The ceremony commenced on Saturday with performances by bands Drum Circle and East Coast Music Association.
This was followed by an address by ACP president Muhammad Ahmed Shah, who highlighted that women had been raising voice for their freedom even before the World War I.
“And their struggle continues to this day,” he said. “Unfortunately, the condition of women in developing countries is worse than elsewhere and hence, we need to look past slogans and resolve real issues through negotiations.”
He further stated that men and women needed to work together to build a better family and society.
Distinguished Indian writer and social activist Noor Zaheer, who joined the session via a video link from India, said women today didn’t lag behind men in any sector.
She also highlighted the role women played during protests.
Zaheer said organising women’s conferences was extremely important as such events provided women the opportunity to openly speak about their issues.
“We will keep shouting slogans [for our rights] as long as our demands are not fulfilled,” she asserted.
Diplomat Dr. Masuma Hasan, who was the keynote speaker at the event, recalled that the movement for women’s rights began on March 8, now commemorated as Women’s Day across the world, in the United States of America.

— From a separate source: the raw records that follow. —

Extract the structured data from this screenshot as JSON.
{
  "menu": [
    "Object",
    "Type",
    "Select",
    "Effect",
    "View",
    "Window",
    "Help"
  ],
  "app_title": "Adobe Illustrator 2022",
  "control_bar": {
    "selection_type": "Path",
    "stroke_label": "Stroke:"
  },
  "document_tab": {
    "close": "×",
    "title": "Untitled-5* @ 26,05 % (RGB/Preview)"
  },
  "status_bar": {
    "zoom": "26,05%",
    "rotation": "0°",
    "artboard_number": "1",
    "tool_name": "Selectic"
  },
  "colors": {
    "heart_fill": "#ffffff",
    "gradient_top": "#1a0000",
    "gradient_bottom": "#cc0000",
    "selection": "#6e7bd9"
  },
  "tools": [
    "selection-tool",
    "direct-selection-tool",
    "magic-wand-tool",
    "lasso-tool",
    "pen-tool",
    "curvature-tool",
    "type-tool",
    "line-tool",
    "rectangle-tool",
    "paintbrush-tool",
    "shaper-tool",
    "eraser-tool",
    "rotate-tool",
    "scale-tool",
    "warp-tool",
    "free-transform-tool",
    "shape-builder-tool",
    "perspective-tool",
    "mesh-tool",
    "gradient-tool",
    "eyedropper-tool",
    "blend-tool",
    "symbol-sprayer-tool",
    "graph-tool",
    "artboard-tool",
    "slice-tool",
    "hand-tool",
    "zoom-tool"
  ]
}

“This day celebrates women and their success,” she said. “I salute brave women who struggled in the past, and because of their struggles we have been given our rights today.”

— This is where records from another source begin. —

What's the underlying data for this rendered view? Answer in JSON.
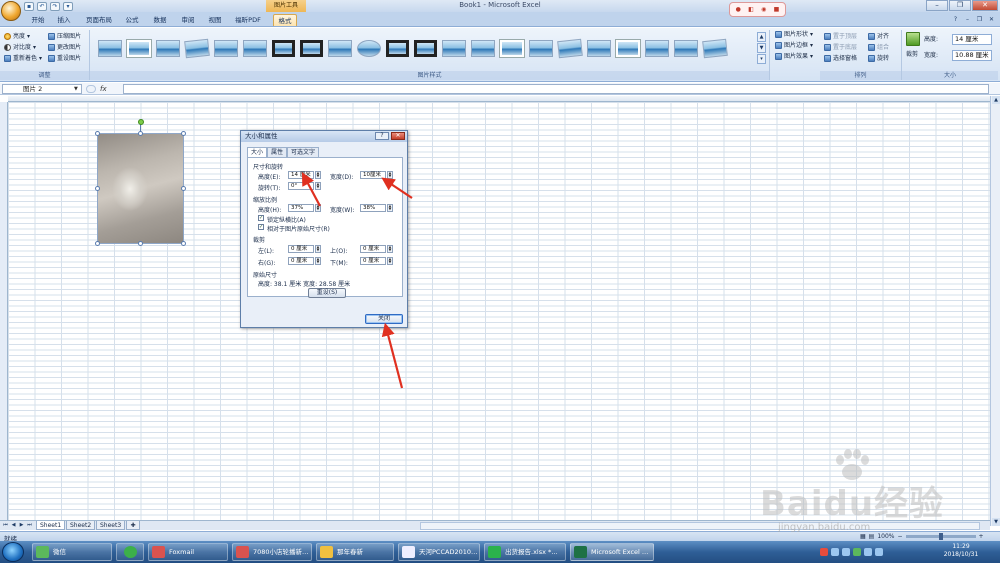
{
  "window": {
    "title": "Book1 - Microsoft Excel",
    "context_tab_label": "图片工具"
  },
  "ribbon_tabs": [
    {
      "label": "开始"
    },
    {
      "label": "插入"
    },
    {
      "label": "页面布局"
    },
    {
      "label": "公式"
    },
    {
      "label": "数据"
    },
    {
      "label": "审阅"
    },
    {
      "label": "视图"
    },
    {
      "label": "福昕PDF"
    },
    {
      "label": "格式"
    }
  ],
  "ribbon": {
    "adjust": {
      "label": "调整",
      "items": [
        "亮度",
        "对比度",
        "重新着色",
        "压缩图片",
        "更改图片",
        "重设图片"
      ]
    },
    "styles": {
      "label": "图片样式"
    },
    "picture_effects": [
      "图片形状",
      "图片边框",
      "图片效果"
    ],
    "arrange": {
      "label": "排列",
      "items": [
        "置于顶层",
        "置于底层",
        "选择窗格",
        "对齐",
        "组合",
        "旋转"
      ]
    },
    "size": {
      "label": "大小",
      "crop_label": "裁剪",
      "height_label": "高度:",
      "height_value": "14 厘米",
      "width_label": "宽度:",
      "width_value": "10.88 厘米"
    }
  },
  "formula_bar": {
    "name_box": "图片 2",
    "fx": "fx"
  },
  "dialog": {
    "title": "大小和属性",
    "tabs": [
      "大小",
      "属性",
      "可选文字"
    ],
    "size_rotate": {
      "title": "尺寸和旋转",
      "height_label": "高度(E):",
      "height_value": "14 厘米",
      "width_label": "宽度(D):",
      "width_value": "10厘米",
      "rotation_label": "旋转(T):",
      "rotation_value": "0°"
    },
    "scale": {
      "title": "缩放比例",
      "height_label": "高度(H):",
      "height_value": "37%",
      "width_label": "宽度(W):",
      "width_value": "38%",
      "lock_aspect": "锁定纵横比(A)",
      "relative_original": "相对于图片原始尺寸(R)"
    },
    "crop": {
      "title": "裁剪",
      "left_label": "左(L):",
      "left_value": "0 厘米",
      "top_label": "上(O):",
      "top_value": "0 厘米",
      "right_label": "右(G):",
      "right_value": "0 厘米",
      "bottom_label": "下(M):",
      "bottom_value": "0 厘米"
    },
    "original": {
      "title": "原始尺寸",
      "text": "高度:  38.1 厘米   宽度:  28.58 厘米",
      "reset_label": "重设(S)"
    },
    "close_label": "关闭"
  },
  "sheets": [
    "Sheet1",
    "Sheet2",
    "Sheet3"
  ],
  "status": {
    "text": "就绪",
    "zoom": "100%"
  },
  "taskbar": {
    "items": [
      "微信",
      "",
      "Foxmail",
      "7080小店轮播新…",
      "那年春新",
      "天河PCCAD2010…",
      "出货报告.xlsx *…",
      "Microsoft Excel …"
    ],
    "time": "11:29",
    "date": "2018/10/31"
  },
  "watermark": {
    "brand": "Baidu经验",
    "url": "jingyan.baidu.com"
  },
  "colors": {
    "ribbon": "#d5e3f4",
    "dialog": "#e9eff8",
    "taskbar": "#2f5f97",
    "annotation": "#e03020"
  }
}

Renowned writer Noorul Huda Shah referred to the slogan ‘mera jism meri marzi’ (my body my will), regretting that the slogan became an issue of honour for many.
“I was never a part of any feminist movement, but men’s reaction to the slogan made me a feminist,” she said.

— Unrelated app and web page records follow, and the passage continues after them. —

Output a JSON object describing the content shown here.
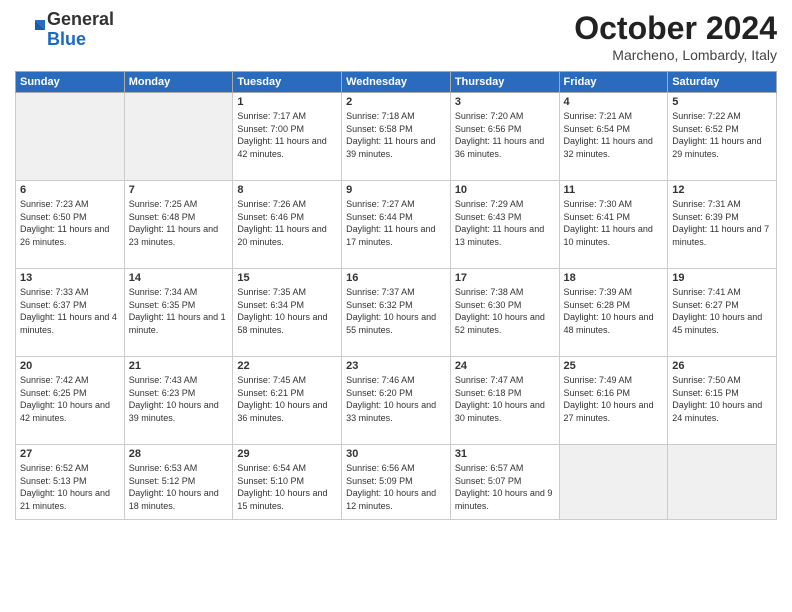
{
  "header": {
    "logo": {
      "line1": "General",
      "line2": "Blue"
    },
    "title": "October 2024",
    "location": "Marcheno, Lombardy, Italy"
  },
  "days_of_week": [
    "Sunday",
    "Monday",
    "Tuesday",
    "Wednesday",
    "Thursday",
    "Friday",
    "Saturday"
  ],
  "weeks": [
    [
      {
        "day": "",
        "info": ""
      },
      {
        "day": "",
        "info": ""
      },
      {
        "day": "1",
        "info": "Sunrise: 7:17 AM\nSunset: 7:00 PM\nDaylight: 11 hours and 42 minutes."
      },
      {
        "day": "2",
        "info": "Sunrise: 7:18 AM\nSunset: 6:58 PM\nDaylight: 11 hours and 39 minutes."
      },
      {
        "day": "3",
        "info": "Sunrise: 7:20 AM\nSunset: 6:56 PM\nDaylight: 11 hours and 36 minutes."
      },
      {
        "day": "4",
        "info": "Sunrise: 7:21 AM\nSunset: 6:54 PM\nDaylight: 11 hours and 32 minutes."
      },
      {
        "day": "5",
        "info": "Sunrise: 7:22 AM\nSunset: 6:52 PM\nDaylight: 11 hours and 29 minutes."
      }
    ],
    [
      {
        "day": "6",
        "info": "Sunrise: 7:23 AM\nSunset: 6:50 PM\nDaylight: 11 hours and 26 minutes."
      },
      {
        "day": "7",
        "info": "Sunrise: 7:25 AM\nSunset: 6:48 PM\nDaylight: 11 hours and 23 minutes."
      },
      {
        "day": "8",
        "info": "Sunrise: 7:26 AM\nSunset: 6:46 PM\nDaylight: 11 hours and 20 minutes."
      },
      {
        "day": "9",
        "info": "Sunrise: 7:27 AM\nSunset: 6:44 PM\nDaylight: 11 hours and 17 minutes."
      },
      {
        "day": "10",
        "info": "Sunrise: 7:29 AM\nSunset: 6:43 PM\nDaylight: 11 hours and 13 minutes."
      },
      {
        "day": "11",
        "info": "Sunrise: 7:30 AM\nSunset: 6:41 PM\nDaylight: 11 hours and 10 minutes."
      },
      {
        "day": "12",
        "info": "Sunrise: 7:31 AM\nSunset: 6:39 PM\nDaylight: 11 hours and 7 minutes."
      }
    ],
    [
      {
        "day": "13",
        "info": "Sunrise: 7:33 AM\nSunset: 6:37 PM\nDaylight: 11 hours and 4 minutes."
      },
      {
        "day": "14",
        "info": "Sunrise: 7:34 AM\nSunset: 6:35 PM\nDaylight: 11 hours and 1 minute."
      },
      {
        "day": "15",
        "info": "Sunrise: 7:35 AM\nSunset: 6:34 PM\nDaylight: 10 hours and 58 minutes."
      },
      {
        "day": "16",
        "info": "Sunrise: 7:37 AM\nSunset: 6:32 PM\nDaylight: 10 hours and 55 minutes."
      },
      {
        "day": "17",
        "info": "Sunrise: 7:38 AM\nSunset: 6:30 PM\nDaylight: 10 hours and 52 minutes."
      },
      {
        "day": "18",
        "info": "Sunrise: 7:39 AM\nSunset: 6:28 PM\nDaylight: 10 hours and 48 minutes."
      },
      {
        "day": "19",
        "info": "Sunrise: 7:41 AM\nSunset: 6:27 PM\nDaylight: 10 hours and 45 minutes."
      }
    ],
    [
      {
        "day": "20",
        "info": "Sunrise: 7:42 AM\nSunset: 6:25 PM\nDaylight: 10 hours and 42 minutes."
      },
      {
        "day": "21",
        "info": "Sunrise: 7:43 AM\nSunset: 6:23 PM\nDaylight: 10 hours and 39 minutes."
      },
      {
        "day": "22",
        "info": "Sunrise: 7:45 AM\nSunset: 6:21 PM\nDaylight: 10 hours and 36 minutes."
      },
      {
        "day": "23",
        "info": "Sunrise: 7:46 AM\nSunset: 6:20 PM\nDaylight: 10 hours and 33 minutes."
      },
      {
        "day": "24",
        "info": "Sunrise: 7:47 AM\nSunset: 6:18 PM\nDaylight: 10 hours and 30 minutes."
      },
      {
        "day": "25",
        "info": "Sunrise: 7:49 AM\nSunset: 6:16 PM\nDaylight: 10 hours and 27 minutes."
      },
      {
        "day": "26",
        "info": "Sunrise: 7:50 AM\nSunset: 6:15 PM\nDaylight: 10 hours and 24 minutes."
      }
    ],
    [
      {
        "day": "27",
        "info": "Sunrise: 6:52 AM\nSunset: 5:13 PM\nDaylight: 10 hours and 21 minutes."
      },
      {
        "day": "28",
        "info": "Sunrise: 6:53 AM\nSunset: 5:12 PM\nDaylight: 10 hours and 18 minutes."
      },
      {
        "day": "29",
        "info": "Sunrise: 6:54 AM\nSunset: 5:10 PM\nDaylight: 10 hours and 15 minutes."
      },
      {
        "day": "30",
        "info": "Sunrise: 6:56 AM\nSunset: 5:09 PM\nDaylight: 10 hours and 12 minutes."
      },
      {
        "day": "31",
        "info": "Sunrise: 6:57 AM\nSunset: 5:07 PM\nDaylight: 10 hours and 9 minutes."
      },
      {
        "day": "",
        "info": ""
      },
      {
        "day": "",
        "info": ""
      }
    ]
  ]
}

Huda went on to say, “[Such slogans are raised] in societies where women give birthslike machines, fights for their rights are misunderstood and men claim to be the protectors of their bodies.”
She questioned that “Why shouldn’t women raise the slogan of mera jism meri marzi in a society where wrong decisions are made for them.”
Huda underlined the importance of women being aware of their rights, “because a woman can only raise voice for her rights when she knows her rights.”
Renowned Indian actor Shabana Azmi also joined the meeting via video link and famous writer Kishwar Naheed recited her poem ‘Gunahgar Aurtien’ (sinful women) on the occasion.
The first session of Second Women Conference, Meri Zindagi, Mera Ikhtiyar (my life, my authority) was conducted after the inaugural. Mehnaz Rehman, Malika Khan, Sheema Kermani and others spoke during the session. The first session was followed by another one focused the ‘Economic Empowerment of Women’.
Newspaper: Express Tribune